The Ricoh GR II ($620, £470, AU$1,000), which has a relatively narrow feature set, is another current option more current and produces images with almost as good quality for a tighter budget.
Note that the tradeoff you pay for the image-quality afforded by the larger sensor is zoom: all these cameras have fixed-focal-length lenses. For a similar model with a zoom, you'd have to expand your budget to about $2,100 (£1,700, AU$2,000) for the Leica X Vario.
The lastest addition to the RX100 series incorporates a 1-inch sensor, but uses a new, faster readout technology that allows it to shoot 4K and high frame-rate video for slow motion. It also has a lot of features that serious users need, like timecode and Picture Profiles for different color spaces and gamma settings. However, at roughly $900 (£750, AU$1,300) it's on the expensive side for more-casual users. The less expensive (and I think better designed) Panasonic LX100 ($700, £500, AU$820) comes in a close second for easy, high-quality 4K movies.
If money is no object, spring for the $4,250 Leica Q (£3,500, AU$6,000). Great photo and video quality, stellar lens, and an unusually modern feature set for a Leica, which includes decent autofocus.
Don't want to spend quite that much? The Sony RX1 delivers great photos and comes in at a less-gaspworthy $2,800 (£1,900, AU$3,500) but sacrifices amenities in the Leica, including a built-in viewfinder and decent autofocus. It has a sibling, the RX1R ($2,800, £2,000, AU$3,500), which has the same full-frame sensor, but like the Leica Q has no optical low-pass filter, intended to produce sharper photos for folks who photograph highly detailed still subjects. Given how close the prices have become between the two, the "R" version is probably the better buy.

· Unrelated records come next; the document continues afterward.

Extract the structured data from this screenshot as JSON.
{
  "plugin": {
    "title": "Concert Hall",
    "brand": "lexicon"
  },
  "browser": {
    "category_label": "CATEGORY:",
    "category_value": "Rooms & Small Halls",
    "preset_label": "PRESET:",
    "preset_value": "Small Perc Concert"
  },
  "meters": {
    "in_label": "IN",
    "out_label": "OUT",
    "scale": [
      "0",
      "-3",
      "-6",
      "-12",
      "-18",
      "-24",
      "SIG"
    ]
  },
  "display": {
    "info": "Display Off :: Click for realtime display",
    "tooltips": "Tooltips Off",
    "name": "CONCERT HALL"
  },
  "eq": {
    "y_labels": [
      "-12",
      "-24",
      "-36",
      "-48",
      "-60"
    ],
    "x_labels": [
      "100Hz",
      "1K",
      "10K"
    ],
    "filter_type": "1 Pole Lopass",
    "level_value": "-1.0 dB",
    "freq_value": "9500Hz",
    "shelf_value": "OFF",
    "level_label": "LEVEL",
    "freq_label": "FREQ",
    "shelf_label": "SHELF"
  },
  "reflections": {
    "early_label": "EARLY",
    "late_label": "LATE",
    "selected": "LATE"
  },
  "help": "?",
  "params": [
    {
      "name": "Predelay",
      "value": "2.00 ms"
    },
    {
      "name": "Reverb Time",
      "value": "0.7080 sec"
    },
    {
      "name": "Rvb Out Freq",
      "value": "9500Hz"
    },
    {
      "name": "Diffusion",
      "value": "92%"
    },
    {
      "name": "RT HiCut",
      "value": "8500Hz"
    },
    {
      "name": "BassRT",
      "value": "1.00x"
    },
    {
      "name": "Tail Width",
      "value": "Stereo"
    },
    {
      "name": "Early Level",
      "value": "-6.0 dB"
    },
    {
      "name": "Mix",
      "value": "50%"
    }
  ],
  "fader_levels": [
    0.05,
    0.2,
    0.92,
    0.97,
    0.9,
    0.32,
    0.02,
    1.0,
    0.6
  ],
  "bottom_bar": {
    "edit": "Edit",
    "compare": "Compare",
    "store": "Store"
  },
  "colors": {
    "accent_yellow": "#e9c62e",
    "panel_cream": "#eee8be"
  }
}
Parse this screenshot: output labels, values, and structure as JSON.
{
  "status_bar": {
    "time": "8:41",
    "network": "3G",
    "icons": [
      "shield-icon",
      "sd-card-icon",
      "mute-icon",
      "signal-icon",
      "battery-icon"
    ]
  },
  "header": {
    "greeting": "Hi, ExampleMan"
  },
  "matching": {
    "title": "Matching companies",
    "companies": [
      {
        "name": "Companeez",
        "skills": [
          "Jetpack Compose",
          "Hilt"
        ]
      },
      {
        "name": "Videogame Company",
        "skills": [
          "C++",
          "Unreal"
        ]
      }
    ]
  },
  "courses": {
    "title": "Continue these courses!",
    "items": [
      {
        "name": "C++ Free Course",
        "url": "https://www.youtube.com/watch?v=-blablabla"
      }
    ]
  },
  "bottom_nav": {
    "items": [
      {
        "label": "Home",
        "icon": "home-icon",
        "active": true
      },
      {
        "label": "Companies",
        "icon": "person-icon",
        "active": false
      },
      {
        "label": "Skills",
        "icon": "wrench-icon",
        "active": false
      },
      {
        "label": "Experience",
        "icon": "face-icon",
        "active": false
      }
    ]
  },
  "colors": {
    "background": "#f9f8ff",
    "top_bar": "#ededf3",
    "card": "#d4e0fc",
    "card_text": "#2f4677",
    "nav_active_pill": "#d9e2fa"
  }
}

Sony added a viewfinder, tilting display and updated autofocus with the more recent, OLPF-free RX1R II -- and it's still cheaper than the Leica at $3,300 (£2,600, AU$5,500). It looks like it might be a formidable challenger.